This is precisely the issue of modeling the Heliocentric System, and why the fundamental systems as depicted in popular astronomy cannot exist. Only very specific and very sensitive configurations may exist. The slightest deviation, such as with a system with unequal masses, or the minute influence from a gravitating body external to the system will, as Poincare found, cause the entire system to fly apart!

Flat Earth Theory / Re: Planetary orbits
« on: April 02, 2019, 07:07:59 PM »
QED, I recall giving references to experimental evidence that a three body problem with a sun that that a planet that had a moon was not possible and did not exist in the n-body families. They all required at least two bodies of equal masses, and were in configurations that looked nothing like heliocentric orbits. You appeared to agree that there were no numerical solutions with such a configuration in the galleries or the studies and told me that we could cheat by treating it as a two body problem and considering the earth and moon as one, because that is what students do.
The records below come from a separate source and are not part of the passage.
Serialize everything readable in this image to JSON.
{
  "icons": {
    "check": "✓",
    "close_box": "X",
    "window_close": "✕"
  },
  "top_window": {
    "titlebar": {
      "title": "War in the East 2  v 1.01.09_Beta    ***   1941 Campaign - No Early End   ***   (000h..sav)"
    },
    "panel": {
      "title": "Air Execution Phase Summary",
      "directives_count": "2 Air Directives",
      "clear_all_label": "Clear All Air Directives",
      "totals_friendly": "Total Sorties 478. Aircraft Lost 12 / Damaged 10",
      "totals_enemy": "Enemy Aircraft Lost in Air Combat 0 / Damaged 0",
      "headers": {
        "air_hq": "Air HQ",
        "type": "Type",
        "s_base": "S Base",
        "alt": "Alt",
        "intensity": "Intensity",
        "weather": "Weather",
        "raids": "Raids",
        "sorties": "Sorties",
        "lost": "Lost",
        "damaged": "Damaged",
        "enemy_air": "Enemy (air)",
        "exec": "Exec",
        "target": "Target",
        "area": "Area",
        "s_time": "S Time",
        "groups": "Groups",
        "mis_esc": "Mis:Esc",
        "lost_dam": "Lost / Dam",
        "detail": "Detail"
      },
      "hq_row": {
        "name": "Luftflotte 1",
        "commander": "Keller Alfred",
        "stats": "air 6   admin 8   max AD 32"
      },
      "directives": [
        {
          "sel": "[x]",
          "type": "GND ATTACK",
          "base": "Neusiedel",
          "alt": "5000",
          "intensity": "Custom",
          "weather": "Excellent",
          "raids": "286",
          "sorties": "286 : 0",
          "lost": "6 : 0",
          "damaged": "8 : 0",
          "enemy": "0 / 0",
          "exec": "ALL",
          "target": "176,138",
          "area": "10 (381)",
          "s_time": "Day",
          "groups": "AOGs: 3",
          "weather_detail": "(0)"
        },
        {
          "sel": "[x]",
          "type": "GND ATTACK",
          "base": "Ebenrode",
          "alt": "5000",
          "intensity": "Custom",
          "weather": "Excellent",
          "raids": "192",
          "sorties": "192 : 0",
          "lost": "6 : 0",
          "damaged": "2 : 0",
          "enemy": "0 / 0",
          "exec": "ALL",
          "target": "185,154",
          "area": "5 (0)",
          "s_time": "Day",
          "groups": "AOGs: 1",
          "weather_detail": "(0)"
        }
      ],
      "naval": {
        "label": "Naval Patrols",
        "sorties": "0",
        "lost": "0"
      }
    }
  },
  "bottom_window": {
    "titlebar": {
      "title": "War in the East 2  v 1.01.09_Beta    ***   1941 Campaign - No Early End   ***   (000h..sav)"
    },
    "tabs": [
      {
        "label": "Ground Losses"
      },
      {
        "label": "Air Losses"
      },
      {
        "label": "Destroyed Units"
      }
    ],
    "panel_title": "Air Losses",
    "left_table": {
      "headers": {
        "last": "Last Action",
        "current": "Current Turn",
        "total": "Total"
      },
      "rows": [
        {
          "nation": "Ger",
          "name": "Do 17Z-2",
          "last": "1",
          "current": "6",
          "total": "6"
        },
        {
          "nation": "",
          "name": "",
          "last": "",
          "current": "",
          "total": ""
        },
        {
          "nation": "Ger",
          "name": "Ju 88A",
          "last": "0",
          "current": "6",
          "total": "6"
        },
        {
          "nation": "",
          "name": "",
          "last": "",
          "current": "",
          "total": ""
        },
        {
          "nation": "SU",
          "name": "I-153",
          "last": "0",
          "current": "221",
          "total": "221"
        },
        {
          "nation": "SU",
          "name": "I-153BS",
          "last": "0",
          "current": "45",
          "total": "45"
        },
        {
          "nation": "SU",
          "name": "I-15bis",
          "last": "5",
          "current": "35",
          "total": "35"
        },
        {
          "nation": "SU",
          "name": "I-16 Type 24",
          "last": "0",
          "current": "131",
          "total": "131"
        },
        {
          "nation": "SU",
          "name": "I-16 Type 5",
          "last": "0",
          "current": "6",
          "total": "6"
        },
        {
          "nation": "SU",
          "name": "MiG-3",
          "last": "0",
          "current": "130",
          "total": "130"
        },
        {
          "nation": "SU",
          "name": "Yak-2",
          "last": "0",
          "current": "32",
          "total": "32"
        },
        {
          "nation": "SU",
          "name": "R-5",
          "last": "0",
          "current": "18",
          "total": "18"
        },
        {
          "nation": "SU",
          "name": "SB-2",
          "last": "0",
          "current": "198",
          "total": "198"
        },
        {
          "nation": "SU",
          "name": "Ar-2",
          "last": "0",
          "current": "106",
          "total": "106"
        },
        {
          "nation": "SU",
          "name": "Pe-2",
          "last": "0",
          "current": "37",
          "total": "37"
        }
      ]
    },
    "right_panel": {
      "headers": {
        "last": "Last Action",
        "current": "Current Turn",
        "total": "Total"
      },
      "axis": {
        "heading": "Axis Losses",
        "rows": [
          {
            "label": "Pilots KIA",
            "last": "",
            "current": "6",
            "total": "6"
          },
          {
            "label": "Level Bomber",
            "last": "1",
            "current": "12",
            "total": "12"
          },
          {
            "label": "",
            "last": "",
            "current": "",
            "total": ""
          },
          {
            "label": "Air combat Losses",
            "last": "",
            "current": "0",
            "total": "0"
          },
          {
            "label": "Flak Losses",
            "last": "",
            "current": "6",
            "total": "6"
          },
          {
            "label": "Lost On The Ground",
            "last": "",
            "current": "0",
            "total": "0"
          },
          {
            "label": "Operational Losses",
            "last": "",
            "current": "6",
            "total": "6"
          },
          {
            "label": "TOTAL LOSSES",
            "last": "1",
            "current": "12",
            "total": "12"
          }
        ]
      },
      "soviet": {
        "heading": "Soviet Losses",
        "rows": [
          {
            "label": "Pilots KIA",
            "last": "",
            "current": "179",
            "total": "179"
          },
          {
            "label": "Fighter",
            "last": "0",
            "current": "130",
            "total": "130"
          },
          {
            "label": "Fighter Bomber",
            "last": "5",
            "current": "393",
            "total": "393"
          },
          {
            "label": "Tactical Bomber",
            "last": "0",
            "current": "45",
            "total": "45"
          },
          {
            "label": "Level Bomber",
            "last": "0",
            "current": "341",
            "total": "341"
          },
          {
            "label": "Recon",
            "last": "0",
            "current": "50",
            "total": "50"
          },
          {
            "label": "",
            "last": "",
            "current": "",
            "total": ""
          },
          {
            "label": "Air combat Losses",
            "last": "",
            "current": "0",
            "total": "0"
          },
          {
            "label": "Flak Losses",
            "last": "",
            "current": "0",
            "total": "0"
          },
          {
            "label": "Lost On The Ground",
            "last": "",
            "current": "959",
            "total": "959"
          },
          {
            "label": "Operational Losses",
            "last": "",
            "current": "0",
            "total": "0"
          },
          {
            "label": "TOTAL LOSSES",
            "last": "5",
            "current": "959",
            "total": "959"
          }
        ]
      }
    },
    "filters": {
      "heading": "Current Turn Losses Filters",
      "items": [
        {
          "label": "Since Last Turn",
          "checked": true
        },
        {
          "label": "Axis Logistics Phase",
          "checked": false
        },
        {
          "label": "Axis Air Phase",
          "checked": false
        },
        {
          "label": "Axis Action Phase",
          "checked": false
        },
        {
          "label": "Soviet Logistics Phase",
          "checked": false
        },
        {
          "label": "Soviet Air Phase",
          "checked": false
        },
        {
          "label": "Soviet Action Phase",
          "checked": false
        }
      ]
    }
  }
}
If this were true and Newton's gravity worked based on approximations then we should expect to see those configurations in the three body problem galleries.

It is my opinion that experimental evidence from Newtonian gravity simulators > "We can fudge a little" and "it's close enough". We should emperically favor experimental evidence over an idea of approximations.

Regardless of whether the horizon is at eye level or not in all circumstances, the experiments used are not even methods that surveyors use. The people doing this experiment are basically just making up surveying science as they go along.

The tool needs to be calibrated. The experiment needs a control. Assuming that it is level or that it is an accurate method is not enough.

Pages: < Back  1 2 [3] 4 5 ... 290  Next >